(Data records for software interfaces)
====================

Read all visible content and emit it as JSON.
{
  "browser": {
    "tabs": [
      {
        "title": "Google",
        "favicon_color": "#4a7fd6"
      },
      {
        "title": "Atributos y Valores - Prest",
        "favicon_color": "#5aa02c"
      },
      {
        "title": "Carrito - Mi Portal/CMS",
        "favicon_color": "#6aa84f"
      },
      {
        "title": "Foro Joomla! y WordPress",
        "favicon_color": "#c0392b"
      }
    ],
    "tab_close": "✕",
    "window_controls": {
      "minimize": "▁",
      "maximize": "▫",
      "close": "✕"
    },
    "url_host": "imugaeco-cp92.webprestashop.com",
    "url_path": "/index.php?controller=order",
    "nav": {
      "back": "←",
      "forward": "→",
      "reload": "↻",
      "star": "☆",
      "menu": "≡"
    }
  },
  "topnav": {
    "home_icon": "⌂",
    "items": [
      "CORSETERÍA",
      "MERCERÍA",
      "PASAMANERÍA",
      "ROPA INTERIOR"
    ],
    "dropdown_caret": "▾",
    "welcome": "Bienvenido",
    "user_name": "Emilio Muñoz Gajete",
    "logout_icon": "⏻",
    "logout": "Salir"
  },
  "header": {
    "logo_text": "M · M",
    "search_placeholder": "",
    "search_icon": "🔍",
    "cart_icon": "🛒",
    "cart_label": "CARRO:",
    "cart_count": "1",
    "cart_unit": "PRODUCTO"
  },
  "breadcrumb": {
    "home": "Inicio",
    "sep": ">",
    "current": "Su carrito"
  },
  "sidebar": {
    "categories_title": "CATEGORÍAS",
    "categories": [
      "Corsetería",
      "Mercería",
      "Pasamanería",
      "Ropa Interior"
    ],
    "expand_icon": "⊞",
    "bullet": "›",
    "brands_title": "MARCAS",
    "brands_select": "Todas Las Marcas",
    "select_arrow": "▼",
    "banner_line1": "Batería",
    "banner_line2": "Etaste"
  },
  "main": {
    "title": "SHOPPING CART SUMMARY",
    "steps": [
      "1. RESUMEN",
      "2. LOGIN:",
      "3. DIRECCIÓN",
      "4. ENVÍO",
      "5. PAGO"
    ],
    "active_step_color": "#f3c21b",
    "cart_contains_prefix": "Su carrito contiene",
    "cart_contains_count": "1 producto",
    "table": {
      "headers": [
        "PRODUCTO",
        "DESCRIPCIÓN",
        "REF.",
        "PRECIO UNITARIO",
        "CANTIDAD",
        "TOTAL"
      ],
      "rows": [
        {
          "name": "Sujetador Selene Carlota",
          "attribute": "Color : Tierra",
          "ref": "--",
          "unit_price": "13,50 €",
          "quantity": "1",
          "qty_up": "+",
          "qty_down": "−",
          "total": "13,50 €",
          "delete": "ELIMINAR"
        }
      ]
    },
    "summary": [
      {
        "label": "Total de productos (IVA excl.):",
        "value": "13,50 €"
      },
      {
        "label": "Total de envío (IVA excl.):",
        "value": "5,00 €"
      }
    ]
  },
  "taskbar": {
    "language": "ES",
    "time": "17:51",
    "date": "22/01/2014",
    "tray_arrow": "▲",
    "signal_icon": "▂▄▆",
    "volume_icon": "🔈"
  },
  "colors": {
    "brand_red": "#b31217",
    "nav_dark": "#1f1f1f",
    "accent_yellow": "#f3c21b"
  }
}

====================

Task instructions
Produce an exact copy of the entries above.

Response box
Read all visible content and emit it as JSON.
{
  "browser": {
    "tabs": [
      {
        "title": "Google",
        "favicon_color": "#4a7fd6"
      },
      {
        "title": "Atributos y Valores - Prest",
        "favicon_color": "#5aa02c"
      },
      {
        "title": "Carrito - Mi Portal/CMS",
        "favicon_color": "#6aa84f"
      },
      {
        "title": "Foro Joomla! y WordPress",
        "favicon_color": "#c0392b"
      }
    ],
    "tab_close": "✕",
    "window_controls": {
      "minimize": "▁",
      "maximize": "▫",
      "close": "✕"
    },
    "url_host": "imugaeco-cp92.webprestashop.com",
    "url_path": "/index.php?controller=order",
    "nav": {
      "back": "←",
      "forward": "→",
      "reload": "↻",
      "star": "☆",
      "menu": "≡"
    }
  },
  "topnav": {
    "home_icon": "⌂",
    "items": [
      "CORSETERÍA",
      "MERCERÍA",
      "PASAMANERÍA",
      "ROPA INTERIOR"
    ],
    "dropdown_caret": "▾",
    "welcome": "Bienvenido",
    "user_name": "Emilio Muñoz Gajete",
    "logout_icon": "⏻",
    "logout": "Salir"
  },
  "header": {
    "logo_text": "M · M",
    "search_placeholder": "",
    "search_icon": "🔍",
    "cart_icon": "🛒",
    "cart_label": "CARRO:",
    "cart_count": "1",
    "cart_unit": "PRODUCTO"
  },
  "breadcrumb": {
    "home": "Inicio",
    "sep": ">",
    "current": "Su carrito"
  },
  "sidebar": {
    "categories_title": "CATEGORÍAS",
    "categories": [
      "Corsetería",
      "Mercería",
      "Pasamanería",
      "Ropa Interior"
    ],
    "expand_icon": "⊞",
    "bullet": "›",
    "brands_title": "MARCAS",
    "brands_select": "Todas Las Marcas",
    "select_arrow": "▼",
    "banner_line1": "Batería",
    "banner_line2": "Etaste"
  },
  "main": {
    "title": "SHOPPING CART SUMMARY",
    "steps": [
      "1. RESUMEN",
      "2. LOGIN:",
      "3. DIRECCIÓN",
      "4. ENVÍO",
      "5. PAGO"
    ],
    "active_step_color": "#f3c21b",
    "cart_contains_prefix": "Su carrito contiene",
    "cart_contains_count": "1 producto",
    "table": {
      "headers": [
        "PRODUCTO",
        "DESCRIPCIÓN",
        "REF.",
        "PRECIO UNITARIO",
        "CANTIDAD",
        "TOTAL"
      ],
      "rows": [
        {
          "name": "Sujetador Selene Carlota",
          "attribute": "Color : Tierra",
          "ref": "--",
          "unit_price": "13,50 €",
          "quantity": "1",
          "qty_up": "+",
          "qty_down": "−",
          "total": "13,50 €",
          "delete": "ELIMINAR"
        }
      ]
    },
    "summary": [
      {
        "label": "Total de productos (IVA excl.):",
        "value": "13,50 €"
      },
      {
        "label": "Total de envío (IVA excl.):",
        "value": "5,00 €"
      }
    ]
  },
  "taskbar": {
    "language": "ES",
    "time": "17:51",
    "date": "22/01/2014",
    "tray_arrow": "▲",
    "signal_icon": "▂▄▆",
    "volume_icon": "🔈"
  },
  "colors": {
    "brand_red": "#b31217",
    "nav_dark": "#1f1f1f",
    "accent_yellow": "#f3c21b"
  }
}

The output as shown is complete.